What the exercise asks: The expected output is every entry, repeated exactly.
....
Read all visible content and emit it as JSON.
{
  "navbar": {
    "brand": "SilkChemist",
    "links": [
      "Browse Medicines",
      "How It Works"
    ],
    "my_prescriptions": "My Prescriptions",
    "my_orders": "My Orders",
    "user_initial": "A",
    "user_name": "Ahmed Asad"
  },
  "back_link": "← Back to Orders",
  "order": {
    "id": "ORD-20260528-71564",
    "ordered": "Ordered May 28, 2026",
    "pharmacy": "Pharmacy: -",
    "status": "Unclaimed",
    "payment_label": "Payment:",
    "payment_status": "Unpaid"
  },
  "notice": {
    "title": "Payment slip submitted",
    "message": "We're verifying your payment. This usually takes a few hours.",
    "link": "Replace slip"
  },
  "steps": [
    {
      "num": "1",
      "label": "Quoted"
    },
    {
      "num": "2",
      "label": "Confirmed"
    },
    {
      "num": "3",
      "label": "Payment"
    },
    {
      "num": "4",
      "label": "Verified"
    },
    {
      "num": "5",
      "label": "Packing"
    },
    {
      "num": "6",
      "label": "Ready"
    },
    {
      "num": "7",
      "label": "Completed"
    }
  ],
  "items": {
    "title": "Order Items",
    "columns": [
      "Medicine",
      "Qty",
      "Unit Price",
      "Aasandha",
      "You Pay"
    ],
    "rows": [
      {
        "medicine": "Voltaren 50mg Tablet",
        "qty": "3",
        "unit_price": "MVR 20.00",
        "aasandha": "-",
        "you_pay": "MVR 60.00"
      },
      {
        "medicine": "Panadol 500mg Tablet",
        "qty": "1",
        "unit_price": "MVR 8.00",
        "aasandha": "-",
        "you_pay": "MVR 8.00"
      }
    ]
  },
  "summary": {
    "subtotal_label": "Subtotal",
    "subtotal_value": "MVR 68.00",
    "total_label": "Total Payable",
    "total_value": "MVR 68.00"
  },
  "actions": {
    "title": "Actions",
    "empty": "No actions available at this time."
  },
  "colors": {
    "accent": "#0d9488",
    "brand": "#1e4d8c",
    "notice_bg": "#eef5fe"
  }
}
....
Answer box:
Read all visible content and emit it as JSON.
{
  "navbar": {
    "brand": "SilkChemist",
    "links": [
      "Browse Medicines",
      "How It Works"
    ],
    "my_prescriptions": "My Prescriptions",
    "my_orders": "My Orders",
    "user_initial": "A",
    "user_name": "Ahmed Asad"
  },
  "back_link": "← Back to Orders",
  "order": {
    "id": "ORD-20260528-71564",
    "ordered": "Ordered May 28, 2026",
    "pharmacy": "Pharmacy: -",
    "status": "Unclaimed",
    "payment_label": "Payment:",
    "payment_status": "Unpaid"
  },
  "notice": {
    "title": "Payment slip submitted",
    "message": "We're verifying your payment. This usually takes a few hours.",
    "link": "Replace slip"
  },
  "steps": [
    {
      "num": "1",
      "label": "Quoted"
    },
    {
      "num": "2",
      "label": "Confirmed"
    },
    {
      "num": "3",
      "label": "Payment"
    },
    {
      "num": "4",
      "label": "Verified"
    },
    {
      "num": "5",
      "label": "Packing"
    },
    {
      "num": "6",
      "label": "Ready"
    },
    {
      "num": "7",
      "label": "Completed"
    }
  ],
  "items": {
    "title": "Order Items",
    "columns": [
      "Medicine",
      "Qty",
      "Unit Price",
      "Aasandha",
      "You Pay"
    ],
    "rows": [
      {
        "medicine": "Voltaren 50mg Tablet",
        "qty": "3",
        "unit_price": "MVR 20.00",
        "aasandha": "-",
        "you_pay": "MVR 60.00"
      },
      {
        "medicine": "Panadol 500mg Tablet",
        "qty": "1",
        "unit_price": "MVR 8.00",
        "aasandha": "-",
        "you_pay": "MVR 8.00"
      }
    ]
  },
  "summary": {
    "subtotal_label": "Subtotal",
    "subtotal_value": "MVR 68.00",
    "total_label": "Total Payable",
    "total_value": "MVR 68.00"
  },
  "actions": {
    "title": "Actions",
    "empty": "No actions available at this time."
  },
  "colors": {
    "accent": "#0d9488",
    "brand": "#1e4d8c",
    "notice_bg": "#eef5fe"
  }
}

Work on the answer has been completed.